The bill has also received support from Senator Anthony Cannella, R-Ceres, whose own water bond proposal recently died in a Senate Committee.
Senator Lois Wolk, D-Davis, is pushing her own water bond bill, introduced in January as a new version of similar legislation she introduced in December 2012.
According to the most recent draft of the proposal, Wolk's bill would authorize $6.8 billion of bonds, focusing on local projects that will increase the reliability of the existing water supply, including conservation, recycling, improving dams, and making better use of existing water supplies.
The bill passed the Senate Appropriations Committee on May 23, and could be taken up on the floor as soon as this week, according to a spokesperson for Wolk.
Another bill that has gained widespread support is SB 1250, a nearly $10 billion proposal Sen. Ben Hueso, D-San Diego, introduced in February. It includes $3 billion in funding for water storage, $2.3 billion for Delta communities, $1.3 billion for watershed protection, and $1.4 billion for regional water reliability.
"It combines science and planning, and builds efficiencies that will bring a clean and reliable water supply to Californians," said Senator Hueso. "The goal of this bill is to also create a clear and transparent process that will aid voters in making an informed decision regarding the use of their tax dollars at the ballot box."
The bill is currently in the Senate Committee on Natural Resources & Water where a hearing was cancelled at Hueso's request.
Lourdes Jimenez, a spokesperson for Hueso, said they have parked the bill in the committee for now because the Senate is working to come up with a compromise bond.
"As we were moving our bill along the process, conversations started happening to see if leadership can reconcile some of the most important elements of each bond and put one together that everyone agrees on," Jimenez said.

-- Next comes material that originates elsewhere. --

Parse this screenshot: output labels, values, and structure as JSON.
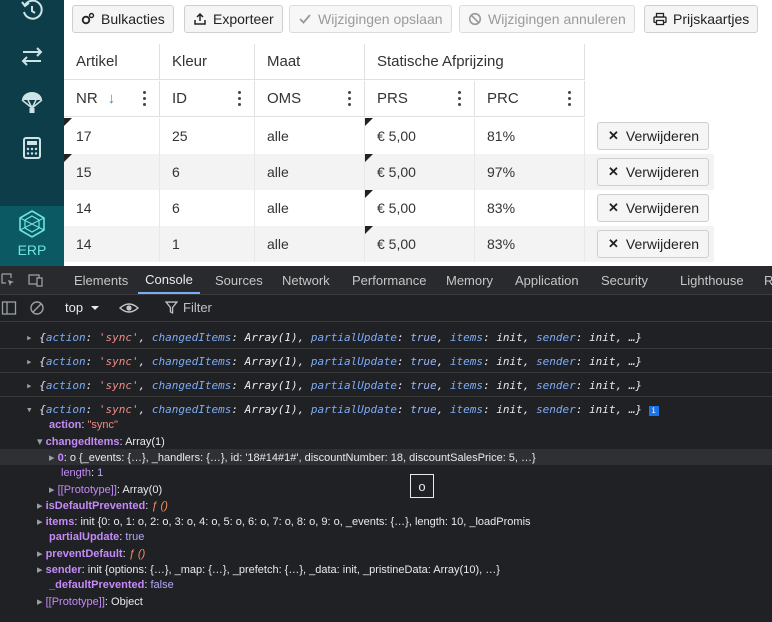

The bill has received support from Cannella, who said it meets the same goals that his SB 927 did. It's also supported by the California State Council of Laborers and the ACWA.
"Senator Hueso's bill has funding for all the right categories, including Delta sustainability, storage, groundwater cleanup and local projects such as water conservation and recycling," ACWA Vice President Kathleen Tiegs said at a press conference.
The ACWA is a statewide coalition of public water agencies, which are collectively responsible for 90% of the water delivered to cities, farms, and businesses in the state.
The ACWA has said it supports the current version of the water bond set to be on the November ballot, but its board of directors has recognized that modifications to reduce the size and remove earmarks from the $11 billion bond would improve its chances with voters.
The association has been working with lawmakers to build support for a bond that meets certain criteria, which include $3 billion in appropriations for water storage, funding for Delta restoration, eliminating earmarks that allocate funds for specific projects with a competitive process, and funding for a number of other water projects.
AB 2686 and SB 1250 are the first bills to meet these criteria so far this year, the association said.
If any one of these various proposals to replace the $11 billion bond receives the necessary two-thirds vote in both houses, it would still need a signature from Gov. Brown before making it to the November ballot, when a majority of voters would have to say "yes."
The governor's office generally does not comment on pending legislation, although Brown did say in January that he would support a water bond measure.
"There's no point in having one person, even the governor, support something if 55% of the people don't support it," Brown told a reporter in late January. "So I want to look very carefully at what is possible and based on my judgment as to what we can do, I'll take appropriate action in consultation with the legislature."